> [Entries taken from a collection]:
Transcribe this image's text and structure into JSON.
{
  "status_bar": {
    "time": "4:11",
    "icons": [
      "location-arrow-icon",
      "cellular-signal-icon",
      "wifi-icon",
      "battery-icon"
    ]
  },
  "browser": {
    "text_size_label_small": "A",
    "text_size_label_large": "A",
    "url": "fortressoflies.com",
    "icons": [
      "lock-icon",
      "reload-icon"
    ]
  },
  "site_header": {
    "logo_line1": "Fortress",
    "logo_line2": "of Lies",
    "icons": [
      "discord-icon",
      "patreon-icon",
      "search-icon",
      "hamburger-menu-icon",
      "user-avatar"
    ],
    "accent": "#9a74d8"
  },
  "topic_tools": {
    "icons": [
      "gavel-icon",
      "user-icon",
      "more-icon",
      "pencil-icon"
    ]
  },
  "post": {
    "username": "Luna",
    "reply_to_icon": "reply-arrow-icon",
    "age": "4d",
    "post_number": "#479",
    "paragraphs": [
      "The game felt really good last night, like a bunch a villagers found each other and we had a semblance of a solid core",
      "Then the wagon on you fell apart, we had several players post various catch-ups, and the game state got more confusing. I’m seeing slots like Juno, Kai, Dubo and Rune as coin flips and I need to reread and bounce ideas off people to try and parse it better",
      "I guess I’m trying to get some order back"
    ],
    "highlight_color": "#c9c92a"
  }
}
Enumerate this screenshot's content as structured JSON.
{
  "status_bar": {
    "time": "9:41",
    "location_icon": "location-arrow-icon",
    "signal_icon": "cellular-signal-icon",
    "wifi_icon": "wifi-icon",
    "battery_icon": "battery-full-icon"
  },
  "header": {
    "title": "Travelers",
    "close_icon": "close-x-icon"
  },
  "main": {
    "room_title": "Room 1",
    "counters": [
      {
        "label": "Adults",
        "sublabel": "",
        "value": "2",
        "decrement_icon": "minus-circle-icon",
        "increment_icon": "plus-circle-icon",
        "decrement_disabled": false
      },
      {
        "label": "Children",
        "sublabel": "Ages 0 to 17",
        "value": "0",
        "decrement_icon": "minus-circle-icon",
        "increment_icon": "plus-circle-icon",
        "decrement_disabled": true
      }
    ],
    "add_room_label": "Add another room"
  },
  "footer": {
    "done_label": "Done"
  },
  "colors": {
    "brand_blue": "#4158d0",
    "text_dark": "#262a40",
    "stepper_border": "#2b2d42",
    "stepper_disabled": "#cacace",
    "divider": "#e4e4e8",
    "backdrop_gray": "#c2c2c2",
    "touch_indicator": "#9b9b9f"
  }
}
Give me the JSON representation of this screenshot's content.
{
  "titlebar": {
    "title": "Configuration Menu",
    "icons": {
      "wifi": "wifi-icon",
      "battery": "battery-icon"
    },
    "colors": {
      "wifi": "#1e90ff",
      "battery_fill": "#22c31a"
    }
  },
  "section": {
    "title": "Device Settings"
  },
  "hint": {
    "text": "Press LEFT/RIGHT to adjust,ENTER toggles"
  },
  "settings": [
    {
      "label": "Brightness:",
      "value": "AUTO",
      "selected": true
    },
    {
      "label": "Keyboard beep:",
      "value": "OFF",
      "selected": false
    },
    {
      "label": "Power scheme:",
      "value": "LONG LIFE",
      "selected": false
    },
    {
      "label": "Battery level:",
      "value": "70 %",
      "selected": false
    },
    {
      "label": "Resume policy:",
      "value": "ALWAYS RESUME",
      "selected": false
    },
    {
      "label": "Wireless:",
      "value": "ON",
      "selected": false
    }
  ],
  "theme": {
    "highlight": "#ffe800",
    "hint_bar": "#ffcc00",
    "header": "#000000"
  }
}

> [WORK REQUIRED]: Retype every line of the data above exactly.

> [ANSWER TO THIS EXERCISE]:
Transcribe this image's text and structure into JSON.
{
  "status_bar": {
    "time": "4:11",
    "icons": [
      "location-arrow-icon",
      "cellular-signal-icon",
      "wifi-icon",
      "battery-icon"
    ]
  },
  "browser": {
    "text_size_label_small": "A",
    "text_size_label_large": "A",
    "url": "fortressoflies.com",
    "icons": [
      "lock-icon",
      "reload-icon"
    ]
  },
  "site_header": {
    "logo_line1": "Fortress",
    "logo_line2": "of Lies",
    "icons": [
      "discord-icon",
      "patreon-icon",
      "search-icon",
      "hamburger-menu-icon",
      "user-avatar"
    ],
    "accent": "#9a74d8"
  },
  "topic_tools": {
    "icons": [
      "gavel-icon",
      "user-icon",
      "more-icon",
      "pencil-icon"
    ]
  },
  "post": {
    "username": "Luna",
    "reply_to_icon": "reply-arrow-icon",
    "age": "4d",
    "post_number": "#479",
    "paragraphs": [
      "The game felt really good last night, like a bunch a villagers found each other and we had a semblance of a solid core",
      "Then the wagon on you fell apart, we had several players post various catch-ups, and the game state got more confusing. I’m seeing slots like Juno, Kai, Dubo and Rune as coin flips and I need to reread and bounce ideas off people to try and parse it better",
      "I guess I’m trying to get some order back"
    ],
    "highlight_color": "#c9c92a"
  }
}
Enumerate this screenshot's content as structured JSON.
{
  "status_bar": {
    "time": "9:41",
    "location_icon": "location-arrow-icon",
    "signal_icon": "cellular-signal-icon",
    "wifi_icon": "wifi-icon",
    "battery_icon": "battery-full-icon"
  },
  "header": {
    "title": "Travelers",
    "close_icon": "close-x-icon"
  },
  "main": {
    "room_title": "Room 1",
    "counters": [
      {
        "label": "Adults",
        "sublabel": "",
        "value": "2",
        "decrement_icon": "minus-circle-icon",
        "increment_icon": "plus-circle-icon",
        "decrement_disabled": false
      },
      {
        "label": "Children",
        "sublabel": "Ages 0 to 17",
        "value": "0",
        "decrement_icon": "minus-circle-icon",
        "increment_icon": "plus-circle-icon",
        "decrement_disabled": true
      }
    ],
    "add_room_label": "Add another room"
  },
  "footer": {
    "done_label": "Done"
  },
  "colors": {
    "brand_blue": "#4158d0",
    "text_dark": "#262a40",
    "stepper_border": "#2b2d42",
    "stepper_disabled": "#cacace",
    "divider": "#e4e4e8",
    "backdrop_gray": "#c2c2c2",
    "touch_indicator": "#9b9b9f"
  }
}
Give me the JSON representation of this screenshot's content.
{
  "titlebar": {
    "title": "Configuration Menu",
    "icons": {
      "wifi": "wifi-icon",
      "battery": "battery-icon"
    },
    "colors": {
      "wifi": "#1e90ff",
      "battery_fill": "#22c31a"
    }
  },
  "section": {
    "title": "Device Settings"
  },
  "hint": {
    "text": "Press LEFT/RIGHT to adjust,ENTER toggles"
  },
  "settings": [
    {
      "label": "Brightness:",
      "value": "AUTO",
      "selected": true
    },
    {
      "label": "Keyboard beep:",
      "value": "OFF",
      "selected": false
    },
    {
      "label": "Power scheme:",
      "value": "LONG LIFE",
      "selected": false
    },
    {
      "label": "Battery level:",
      "value": "70 %",
      "selected": false
    },
    {
      "label": "Resume policy:",
      "value": "ALWAYS RESUME",
      "selected": false
    },
    {
      "label": "Wireless:",
      "value": "ON",
      "selected": false
    }
  ],
  "theme": {
    "highlight": "#ffe800",
    "hint_bar": "#ffcc00",
    "header": "#000000"
  }
}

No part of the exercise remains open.